How To Cool Down Upstairs Room

  1. Climate zones. Redirect airflow by closing a few register vents on the first floor. This will help push more air to the second floor. You can also consider installing a zone system in your home. Zoning allows you to heat and cool individual rooms — or zones — to different temperatures. You can control multiple zones separately to reduce hot and cold spots for more consistent comfort, or you can increase efficiency by only heating or cooling areas of your home that are in use. For example, you can set the temperature of the nursery at 72 degrees, your living room at 70 degrees and the basement at 68 degrees.
  2. Keep AC fan set to “On.” Most thermostats are located on the main level of the home, helping the first floor and basement maintain a comfortable indoor temperature. Change the fan setting on your thermostat from “Auto” to “On.” Keeping the fan running constantly will help air flow more evenly throughout your home.
  3. Aeroseal your ducts. Your heating and cooling system can only be as efficient as your ducts. As we mentioned above, the average home’s air duct system leaks 25% to 40% of the air that flows through it. Sealing your ductwork using a product called Aeroseal® can help improve the comfort in your home and reduce leaks by up to 90%. Sealing your ductwork also provides better air quality because dust, dirt and pollen are not being sucked into the ducts and pushed around your house.
  4. Block the sun. Make sure all your windows and doors are sealed properly, so none of that cool, conditioned air is escaping through cracks. You can also look into purchasing light and UV blocking blinds and curtains to help keep a room cool during the day.
  5. Change the air filter. A dirty air filter blocks air flow and can cause your system to not run as efficiently. Be sure to change your air filter once a month.
  6. Ceiling fans. Ceiling fans keep the air moving and circulating throughout the house. This will help limit those temperature extremes on each level. A general rule of thumb is to run fans counter-clockwise during the summer at a higher speed and clockwise during the winter at a lower speed. The counter-clockwise motion forces cool air down, creating a wind-chill effect that will make you feel cooler. The clockwise movement pulls cool air up and pushes warm air down.
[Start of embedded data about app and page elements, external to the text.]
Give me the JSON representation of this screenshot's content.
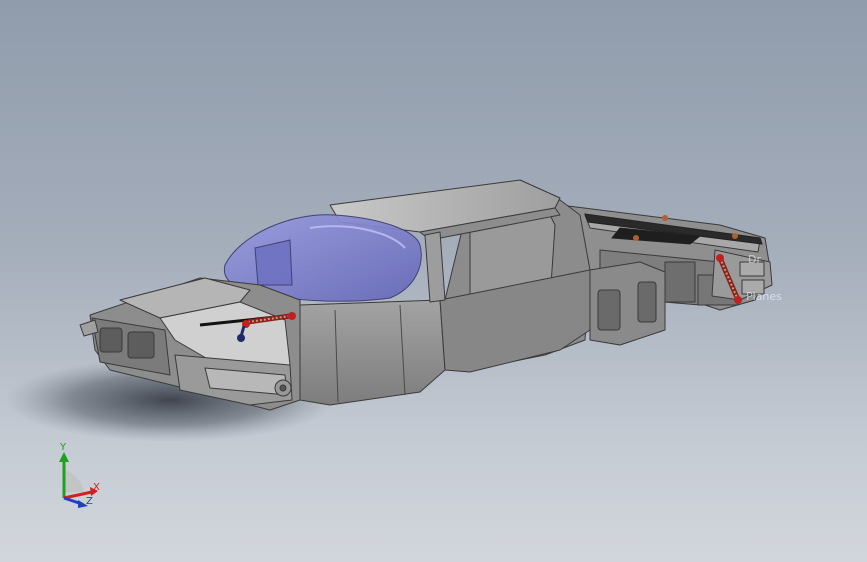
{
  "viewport": {
    "background_top": "#909cac",
    "background_bottom": "#d2d6dc"
  },
  "model": {
    "body_color": "#8a8a8a",
    "canopy_color": "#7c7fd1",
    "suspension_accent": "#8b2020"
  },
  "triad": {
    "x_label": "X",
    "y_label": "Y",
    "z_label": "Z",
    "x_color": "#d02020",
    "y_color": "#20a020",
    "z_color": "#2040c0"
  },
  "faint_labels": {
    "a": "Dr",
    "b": "Planes"
  }
}
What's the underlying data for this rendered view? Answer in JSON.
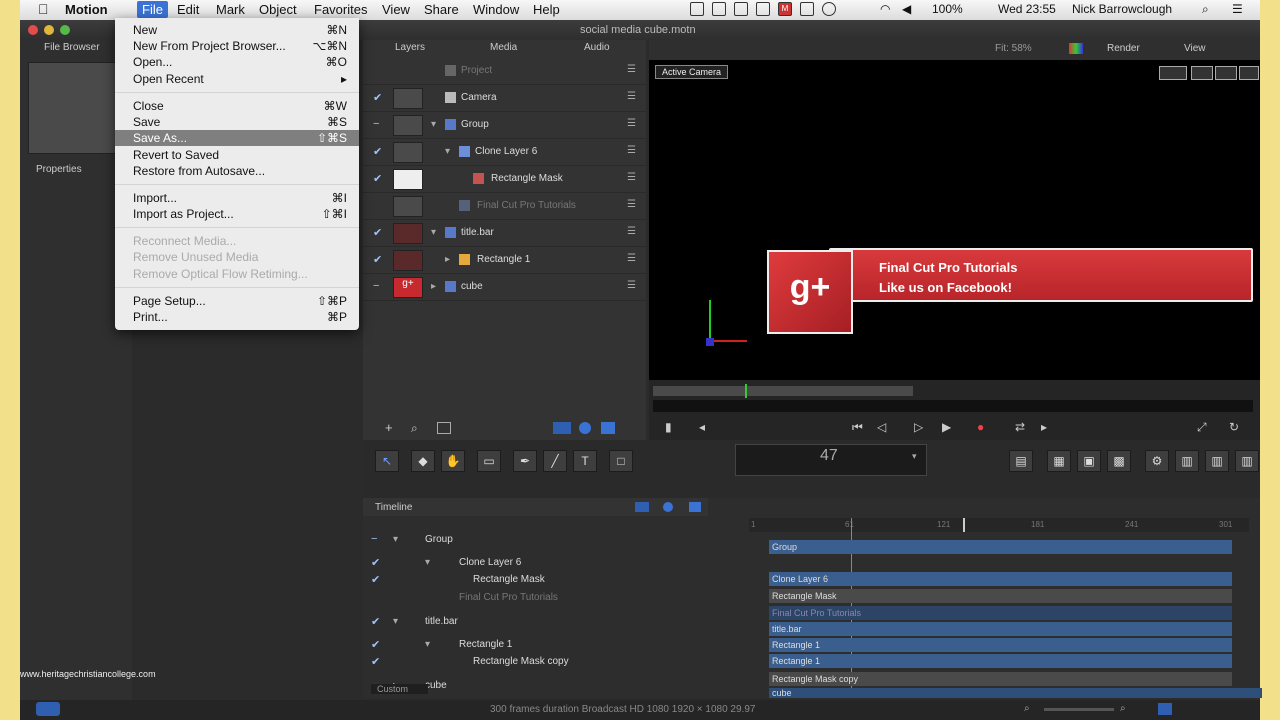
{
  "menubar": {
    "app_name": "Motion",
    "items": [
      "File",
      "Edit",
      "Mark",
      "Object",
      "Favorites",
      "View",
      "Share",
      "Window",
      "Help"
    ],
    "battery": "100%",
    "clock": "Wed 23:55",
    "user": "Nick Barrowclough"
  },
  "window": {
    "title": "social media cube.motn"
  },
  "left_panel": {
    "file_browser": "File Browser",
    "properties": "Properties"
  },
  "file_menu": {
    "items": [
      {
        "label": "New",
        "shortcut": "⌘N"
      },
      {
        "label": "New From Project Browser...",
        "shortcut": "⌥⌘N"
      },
      {
        "label": "Open...",
        "shortcut": "⌘O"
      },
      {
        "label": "Open Recent",
        "shortcut": "▸"
      },
      {
        "label": "Close",
        "shortcut": "⌘W"
      },
      {
        "label": "Save",
        "shortcut": "⌘S"
      },
      {
        "label": "Save As...",
        "shortcut": "⇧⌘S"
      },
      {
        "label": "Revert to Saved",
        "shortcut": ""
      },
      {
        "label": "Restore from Autosave...",
        "shortcut": ""
      },
      {
        "label": "Import...",
        "shortcut": "⌘I"
      },
      {
        "label": "Import as Project...",
        "shortcut": "⇧⌘I"
      },
      {
        "label": "Reconnect Media...",
        "shortcut": ""
      },
      {
        "label": "Remove Unused Media",
        "shortcut": ""
      },
      {
        "label": "Remove Optical Flow Retiming...",
        "shortcut": ""
      },
      {
        "label": "Page Setup...",
        "shortcut": "⇧⌘P"
      },
      {
        "label": "Print...",
        "shortcut": "⌘P"
      }
    ]
  },
  "layers_panel": {
    "tabs": [
      "Layers",
      "Media",
      "Audio"
    ],
    "rows": [
      {
        "name": "Project"
      },
      {
        "name": "Camera"
      },
      {
        "name": "Group"
      },
      {
        "name": "Clone Layer 6"
      },
      {
        "name": "Rectangle Mask"
      },
      {
        "name": "Final Cut Pro Tutorials"
      },
      {
        "name": "title.bar"
      },
      {
        "name": "Rectangle 1"
      },
      {
        "name": "cube"
      }
    ]
  },
  "canvas": {
    "fit": "Fit: 58%",
    "render": "Render",
    "view": "View",
    "camera_select": "Active Camera",
    "banner_line1": "Final Cut Pro Tutorials",
    "banner_line2": "Like us on Facebook!",
    "gplus": "g+"
  },
  "toolbar": {
    "frame_number": "47"
  },
  "timeline": {
    "label": "Timeline",
    "rows": [
      {
        "name": "Group"
      },
      {
        "name": "Clone Layer 6"
      },
      {
        "name": "Rectangle Mask"
      },
      {
        "name": "Final Cut Pro Tutorials"
      },
      {
        "name": "title.bar"
      },
      {
        "name": "Rectangle 1"
      },
      {
        "name": "Rectangle Mask copy"
      },
      {
        "name": "cube"
      }
    ],
    "bars": [
      "Group",
      "Clone Layer 6",
      "Rectangle Mask",
      "Final Cut Pro Tutorials",
      "title.bar",
      "Rectangle 1",
      "Rectangle 1",
      "Rectangle Mask copy",
      "cube"
    ],
    "ruler": [
      "1",
      "61",
      "121",
      "181",
      "241",
      "301"
    ],
    "preset": "Custom"
  },
  "status": {
    "text": "300 frames duration Broadcast HD 1080 1920 × 1080 29.97"
  },
  "watermark": "www.heritagechristiancollege.com",
  "colors": {
    "accent": "#3b73d4",
    "banner_red": "#c62a2e",
    "bar_blue": "#3a5f8f"
  }
}
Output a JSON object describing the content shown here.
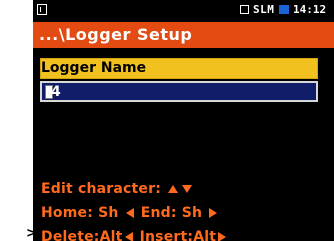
{
  "left_mark": ">",
  "statusbar": {
    "mode": "SLM",
    "time": "14:12",
    "left_icon": "file-icon",
    "square_icon": "square-icon",
    "battery_icon": "battery-icon",
    "battery_color": "#1a63d6"
  },
  "title": {
    "text": "...\\Logger Setup",
    "bg_color": "#e34b12"
  },
  "field": {
    "label": "Logger Name",
    "value": "4",
    "label_bg_color": "#f1c21f",
    "input_bg_color": "#101e6a",
    "cursor_icon": "text-cursor-icon"
  },
  "hints": {
    "line1_text": "Edit character: ",
    "line1_icon_1": "arrow-up-icon",
    "line1_icon_2": "arrow-down-icon",
    "line2_home": "Home: Sh ",
    "line2_home_icon": "arrow-left-icon",
    "line2_end": " End: Sh ",
    "line2_end_icon": "arrow-right-icon",
    "line3_delete": "Delete:Alt",
    "line3_delete_icon": "arrow-left-icon",
    "line3_insert": " Insert:Alt",
    "line3_insert_icon": "arrow-right-icon",
    "color": "#ff6a1c"
  }
}
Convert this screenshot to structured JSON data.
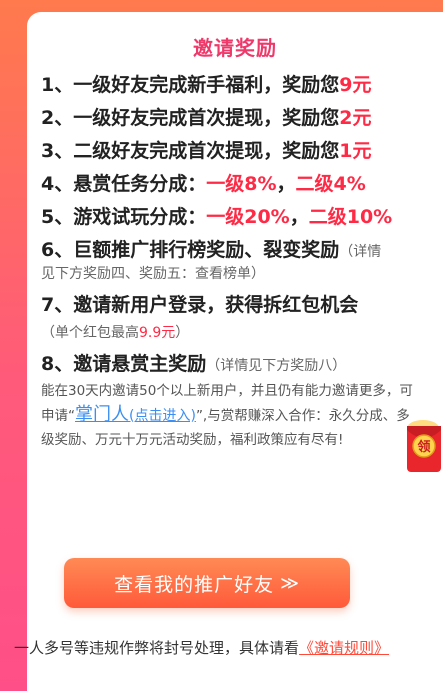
{
  "header": {
    "title": "邀请奖励"
  },
  "rewards": [
    {
      "prefix": "1、一级好友完成新手福利，奖励您",
      "value": "9元"
    },
    {
      "prefix": "2、一级好友完成首次提现，奖励您",
      "value": "2元"
    },
    {
      "prefix": "3、二级好友完成首次提现，奖励您",
      "value": "1元"
    },
    {
      "prefix": "4、悬赏任务分成：",
      "level1": "一级8%",
      "sep": "，",
      "level2": "二级4%"
    },
    {
      "prefix": "5、游戏试玩分成：",
      "level1": "一级20%",
      "sep": "，",
      "level2": "二级10%"
    },
    {
      "main": "6、巨额推广排行榜奖励、裂变奖励",
      "note_start": "（详情",
      "note_rest": "见下方奖励四、奖励五：查看榜单）"
    },
    {
      "main": "7、邀请新用户登录，获得拆红包机会",
      "note_prefix": "（单个红包最高",
      "note_value": "9.9元",
      "note_suffix": "）"
    },
    {
      "main": "8、邀请悬赏主奖励",
      "note": "（详情见下方奖励八）"
    }
  ],
  "description": {
    "part1": "能在30天内邀请50个以上新用户，并且仍有能力邀请更多，可申请“",
    "link_main": "掌门人",
    "link_sub": "(点击进入)",
    "part2": "”,与赏帮赚深入合作：永久分成、多级奖励、万元十万元活动奖励，福利政策应有尽有!"
  },
  "button": {
    "label": "查看我的推广好友",
    "arrow": "≫"
  },
  "footer": {
    "text": "一人多号等违规作弊将封号处理，具体请看",
    "link": "《邀请规则》"
  },
  "redpacket": {
    "label": "领",
    "icon": "red-packet-icon"
  }
}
If you’re still having issues, that might be a sign that your system isn’t properly sized for your home and needs to be updated. We’ve helped many homeowners in the Des Moines area solve their home comfort problems.  You can contact a Bell Brothers Home Comfort Specialist by calling 515-206-6916 or contacting us online.